Vic Dickenson spent most of 1945-47 in California and recorded prolifically with a wide variety of bands — appearing memorably alongside Louis, Hawkins, Leo Watson — as well as playing on JUBILEE broadcasts. And he had the opportunity to record as a leader for I think the first time, for the rather under-publicized SUPREME label, in late 1947. (The impending record ban may have made this even more of an opportunity.) From what I saw of Vic in person, later in life, he was perfectly happy to be a sideman, although he was asked to lead in the recording studio often in the last three decades of his life.
I stumbled across this YouTube posting of one of the SUPREME sides and noted with dismay that only 33 people had viewed it, the other side had 17 views. This post is my small effort to raise those numbers for the greater glory of Vic.
The band is not what some might expect from Vic — much more 1947 bop than loose improvising — but he stands out beautifully among the more “modern” Californians: Jack Trainor, trumpet; Jewell Grant, alto saxophone; J.D. King, tenor saxophone; Skip Johnson, piano, arranger; Billy Hadnott, string bass; Chico Hamilton, drums. Yes, ST. LOUIS BLUES begins with Vic playing Louis’ WEST END BLUES cadenza, slightly truncated (I heard him play it all, gorgeously, a number of times in performance) and his later solo is still rooted in his own version of 1928 Louis.
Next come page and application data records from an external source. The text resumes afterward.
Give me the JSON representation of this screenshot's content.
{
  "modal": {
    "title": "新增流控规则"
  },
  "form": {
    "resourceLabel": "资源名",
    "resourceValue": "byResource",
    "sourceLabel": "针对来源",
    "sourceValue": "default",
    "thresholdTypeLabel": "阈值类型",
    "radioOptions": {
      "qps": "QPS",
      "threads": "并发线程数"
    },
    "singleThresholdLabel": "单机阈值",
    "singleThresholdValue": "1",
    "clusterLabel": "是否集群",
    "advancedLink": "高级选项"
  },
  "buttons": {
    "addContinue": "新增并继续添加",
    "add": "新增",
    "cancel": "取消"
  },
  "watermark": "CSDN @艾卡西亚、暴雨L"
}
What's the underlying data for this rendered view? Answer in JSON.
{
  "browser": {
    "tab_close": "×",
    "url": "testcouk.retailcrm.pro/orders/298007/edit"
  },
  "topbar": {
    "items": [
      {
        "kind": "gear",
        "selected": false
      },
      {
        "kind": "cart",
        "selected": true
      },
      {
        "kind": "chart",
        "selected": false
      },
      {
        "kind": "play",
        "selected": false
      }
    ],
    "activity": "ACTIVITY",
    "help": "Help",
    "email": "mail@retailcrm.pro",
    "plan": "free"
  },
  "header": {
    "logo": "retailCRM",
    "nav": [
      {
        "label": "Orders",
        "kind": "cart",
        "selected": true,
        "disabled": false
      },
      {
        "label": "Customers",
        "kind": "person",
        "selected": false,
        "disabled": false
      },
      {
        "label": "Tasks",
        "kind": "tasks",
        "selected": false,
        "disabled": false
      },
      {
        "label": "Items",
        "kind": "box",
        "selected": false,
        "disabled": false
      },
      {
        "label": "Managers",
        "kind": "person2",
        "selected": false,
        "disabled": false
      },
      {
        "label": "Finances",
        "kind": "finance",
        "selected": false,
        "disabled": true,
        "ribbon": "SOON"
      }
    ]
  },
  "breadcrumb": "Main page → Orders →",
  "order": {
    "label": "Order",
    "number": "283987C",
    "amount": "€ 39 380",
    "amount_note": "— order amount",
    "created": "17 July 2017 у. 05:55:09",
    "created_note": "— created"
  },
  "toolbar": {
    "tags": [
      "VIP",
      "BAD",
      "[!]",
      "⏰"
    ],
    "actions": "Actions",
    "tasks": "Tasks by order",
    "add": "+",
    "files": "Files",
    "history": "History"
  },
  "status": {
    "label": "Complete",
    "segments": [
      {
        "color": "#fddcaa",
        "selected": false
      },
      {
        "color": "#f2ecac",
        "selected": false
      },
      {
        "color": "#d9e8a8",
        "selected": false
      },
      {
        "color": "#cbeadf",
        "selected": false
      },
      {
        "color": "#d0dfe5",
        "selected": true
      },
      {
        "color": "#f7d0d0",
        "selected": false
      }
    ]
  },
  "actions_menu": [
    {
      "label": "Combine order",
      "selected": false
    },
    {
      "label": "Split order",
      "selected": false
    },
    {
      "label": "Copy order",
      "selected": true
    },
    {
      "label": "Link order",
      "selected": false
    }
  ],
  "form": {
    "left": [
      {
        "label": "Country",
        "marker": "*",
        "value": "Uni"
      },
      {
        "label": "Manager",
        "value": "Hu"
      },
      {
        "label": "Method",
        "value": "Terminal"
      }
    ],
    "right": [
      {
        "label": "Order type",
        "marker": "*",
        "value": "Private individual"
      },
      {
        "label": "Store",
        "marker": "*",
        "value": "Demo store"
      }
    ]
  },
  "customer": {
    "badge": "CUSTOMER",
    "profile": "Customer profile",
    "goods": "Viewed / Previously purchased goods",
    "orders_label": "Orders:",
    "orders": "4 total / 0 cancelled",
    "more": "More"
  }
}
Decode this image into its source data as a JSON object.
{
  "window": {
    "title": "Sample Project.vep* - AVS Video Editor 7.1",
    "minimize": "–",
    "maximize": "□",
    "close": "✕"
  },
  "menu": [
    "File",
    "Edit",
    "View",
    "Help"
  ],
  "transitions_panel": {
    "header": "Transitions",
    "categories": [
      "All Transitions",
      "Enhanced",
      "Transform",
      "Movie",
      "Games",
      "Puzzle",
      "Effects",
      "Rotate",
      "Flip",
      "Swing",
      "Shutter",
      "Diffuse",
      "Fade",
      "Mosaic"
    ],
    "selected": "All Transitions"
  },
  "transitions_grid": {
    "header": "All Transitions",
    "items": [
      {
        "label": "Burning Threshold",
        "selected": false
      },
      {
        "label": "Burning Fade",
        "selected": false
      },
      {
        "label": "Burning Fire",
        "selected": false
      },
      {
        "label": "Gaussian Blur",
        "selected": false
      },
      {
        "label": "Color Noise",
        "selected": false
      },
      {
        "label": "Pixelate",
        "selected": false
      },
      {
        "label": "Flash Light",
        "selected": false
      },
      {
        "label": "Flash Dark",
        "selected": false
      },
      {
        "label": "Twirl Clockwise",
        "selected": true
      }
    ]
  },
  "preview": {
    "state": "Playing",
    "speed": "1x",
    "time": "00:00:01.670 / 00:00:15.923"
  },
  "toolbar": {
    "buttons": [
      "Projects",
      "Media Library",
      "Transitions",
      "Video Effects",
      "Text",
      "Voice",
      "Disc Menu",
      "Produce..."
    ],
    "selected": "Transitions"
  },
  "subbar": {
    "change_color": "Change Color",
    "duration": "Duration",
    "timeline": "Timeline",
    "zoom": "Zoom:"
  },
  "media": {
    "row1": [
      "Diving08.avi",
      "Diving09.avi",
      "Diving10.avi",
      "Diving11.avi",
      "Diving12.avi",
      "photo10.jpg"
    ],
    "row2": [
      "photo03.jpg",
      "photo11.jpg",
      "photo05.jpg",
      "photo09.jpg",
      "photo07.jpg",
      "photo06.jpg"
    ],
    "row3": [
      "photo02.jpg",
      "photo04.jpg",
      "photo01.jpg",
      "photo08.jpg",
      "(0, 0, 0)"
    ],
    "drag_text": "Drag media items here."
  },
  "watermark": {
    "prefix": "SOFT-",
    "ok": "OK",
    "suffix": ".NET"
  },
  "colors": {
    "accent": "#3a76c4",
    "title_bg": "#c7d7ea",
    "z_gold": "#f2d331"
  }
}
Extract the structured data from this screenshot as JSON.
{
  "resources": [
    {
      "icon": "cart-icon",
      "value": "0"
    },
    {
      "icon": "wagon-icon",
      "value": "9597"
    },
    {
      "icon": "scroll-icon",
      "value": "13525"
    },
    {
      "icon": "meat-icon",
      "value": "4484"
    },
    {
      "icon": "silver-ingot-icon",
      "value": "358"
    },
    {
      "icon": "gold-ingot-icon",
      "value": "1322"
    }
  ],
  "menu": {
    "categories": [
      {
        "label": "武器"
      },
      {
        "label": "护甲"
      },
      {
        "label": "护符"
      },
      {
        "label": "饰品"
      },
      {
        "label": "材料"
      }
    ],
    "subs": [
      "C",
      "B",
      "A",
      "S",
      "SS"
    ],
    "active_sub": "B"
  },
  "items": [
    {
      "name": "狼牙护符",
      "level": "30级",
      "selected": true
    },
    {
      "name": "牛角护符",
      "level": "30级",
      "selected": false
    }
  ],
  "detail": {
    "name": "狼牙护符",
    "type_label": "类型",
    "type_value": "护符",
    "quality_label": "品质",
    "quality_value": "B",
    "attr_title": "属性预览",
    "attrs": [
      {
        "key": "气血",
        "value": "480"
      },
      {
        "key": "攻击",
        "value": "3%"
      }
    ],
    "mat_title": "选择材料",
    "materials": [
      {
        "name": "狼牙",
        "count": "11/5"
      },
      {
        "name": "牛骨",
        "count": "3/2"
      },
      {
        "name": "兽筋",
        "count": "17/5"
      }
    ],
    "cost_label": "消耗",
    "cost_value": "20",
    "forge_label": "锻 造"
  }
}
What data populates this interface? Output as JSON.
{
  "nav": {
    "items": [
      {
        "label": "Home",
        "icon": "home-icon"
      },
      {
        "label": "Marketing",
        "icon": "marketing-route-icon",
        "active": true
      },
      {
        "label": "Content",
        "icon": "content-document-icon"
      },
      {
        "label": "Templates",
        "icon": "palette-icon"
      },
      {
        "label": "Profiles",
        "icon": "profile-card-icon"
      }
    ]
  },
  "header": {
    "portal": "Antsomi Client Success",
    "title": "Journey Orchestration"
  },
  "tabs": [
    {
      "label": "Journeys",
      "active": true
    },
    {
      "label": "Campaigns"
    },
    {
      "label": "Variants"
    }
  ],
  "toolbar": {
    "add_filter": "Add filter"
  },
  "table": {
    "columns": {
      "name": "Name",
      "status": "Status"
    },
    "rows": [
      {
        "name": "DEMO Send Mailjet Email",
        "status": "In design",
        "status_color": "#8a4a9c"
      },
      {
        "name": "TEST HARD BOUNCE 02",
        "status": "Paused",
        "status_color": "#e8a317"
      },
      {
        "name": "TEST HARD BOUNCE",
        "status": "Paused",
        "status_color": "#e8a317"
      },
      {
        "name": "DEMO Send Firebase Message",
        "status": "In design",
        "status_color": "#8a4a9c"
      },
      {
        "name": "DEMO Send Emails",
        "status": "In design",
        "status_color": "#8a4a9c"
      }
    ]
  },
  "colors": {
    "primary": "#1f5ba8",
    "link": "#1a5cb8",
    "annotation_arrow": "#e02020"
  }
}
And his winning vocal!
and a song Vic made his own many times, YOU MADE ME LOVE YOU. Here, much of the record is given over to the band (Vic was never one to demand the spotlight) and they have their own take on the Eddie Heywood arrangement Vic had recorded a year earlier:
To me, Vic is a hero of sound among heroes, someone consistently underrated — but not by people like Roswell Rudd, who was most eloquent in his praise:
Vic Dickenson. You know it right away from the sound. Every note that he plays. He’s got so much personality. This is something you find in the older players, that every note they play is imbued with their own character. I guess it breaks down to where nowadays it’s hard to separate people by the particular personality that they have in their sound. But back in the days when there were fewer people doing this, there was more identifiable individuality. But now so many more people are doing this that it becomes harder and harder to identify the individuals. But they’re still there! I’m telling you. And especially on this instrument, which is all about imbuing the sound with your own personality so that you can be identified just from the sound of a few notes that you play. . . . You know who he is right away. I don’t know whether it’s because I was there or I grew up on it. But these sounds are so distinctive, these voices. Vic Dickenson liberated the trombone into linear improvisation the same way Jack Teagarden did, and this was a heroic thing.
from a 2001 “Blindfold Test” conducted for Down Beat by Ted Panken, reprinted from Ted’s blog, TODAY IS THE QUESTION.
Listen to Vic, I say. And not just these sides.
May your happiness increase!